Heading further into the mountain we came to a chamber inside of a longer cave that was absolutely stunning. A set of stairs lead down to the floor in the massive chamber and directly opposite where we stood was a seated Buddha high above the ground, carved from the rock wall. Our guide told us that the holes in the roof of the cave were partially natural and partially enlarged by bombs from the war.
After a tour of the main chamber, including seeing a fountain of lucky water that dripped from a nook in the cave and filled a small pool, we went outside and climbed more slippery stairs on our walk to “heaven”. In prior times the monks believed that ascending the mountain was akin to ascending to heaven, and we walked right up to the very top. The views were nice, however without the clouds and rain, plus lack of urban sprawl back then would have made them much nicer. We descended pretty quickly since the rain was coming down hard and headed to the next stop for the day, Monkey Mountain.
Monkey Mountain sounded interesting when we heard about it, being home to the rare red mouth monkey and a former French and then US base during their wars in Vietnam. When we arrived we found our surroundings to be a bit less romantic than they had sounded. We stopped in a semi busy parking lot and were shown the path to go see a giant Lady Buddha statue that had been completed a few years prior. Soaking wet, we looked up and saw what was indeed, a very giant female Buddha.

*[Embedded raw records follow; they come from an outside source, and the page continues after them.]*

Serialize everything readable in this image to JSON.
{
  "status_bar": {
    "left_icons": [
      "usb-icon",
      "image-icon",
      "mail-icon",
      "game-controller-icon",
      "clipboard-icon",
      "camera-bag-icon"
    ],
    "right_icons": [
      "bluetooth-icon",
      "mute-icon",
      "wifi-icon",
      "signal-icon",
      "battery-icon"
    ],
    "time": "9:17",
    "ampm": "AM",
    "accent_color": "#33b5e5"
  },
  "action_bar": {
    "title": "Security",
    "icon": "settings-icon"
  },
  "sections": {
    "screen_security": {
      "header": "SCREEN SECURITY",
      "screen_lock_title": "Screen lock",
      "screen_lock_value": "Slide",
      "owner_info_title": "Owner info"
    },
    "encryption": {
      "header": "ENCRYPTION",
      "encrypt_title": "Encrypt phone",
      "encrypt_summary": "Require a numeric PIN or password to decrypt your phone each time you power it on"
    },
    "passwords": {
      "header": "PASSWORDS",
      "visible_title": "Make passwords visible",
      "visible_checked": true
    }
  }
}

Standing at 67 meters, the giant Lady Buddha is the tallest Buddha in Vietnam and has 17 floors inside that can be climbed, but not by visitors when we were there. Our guide told us that the Lady Buddha that is virtually everywhere you look in the country, wasn’t born on earth, but is a heavenly being. Buddha himself was born on earth and grew from a child to an adult, but Lady Buddha was never a child. Waving goodbye to the large lady, we ran to escape the rain and later to move onto our next stop in Vietnam which also happened to be our favorite, Phong Nha National Park!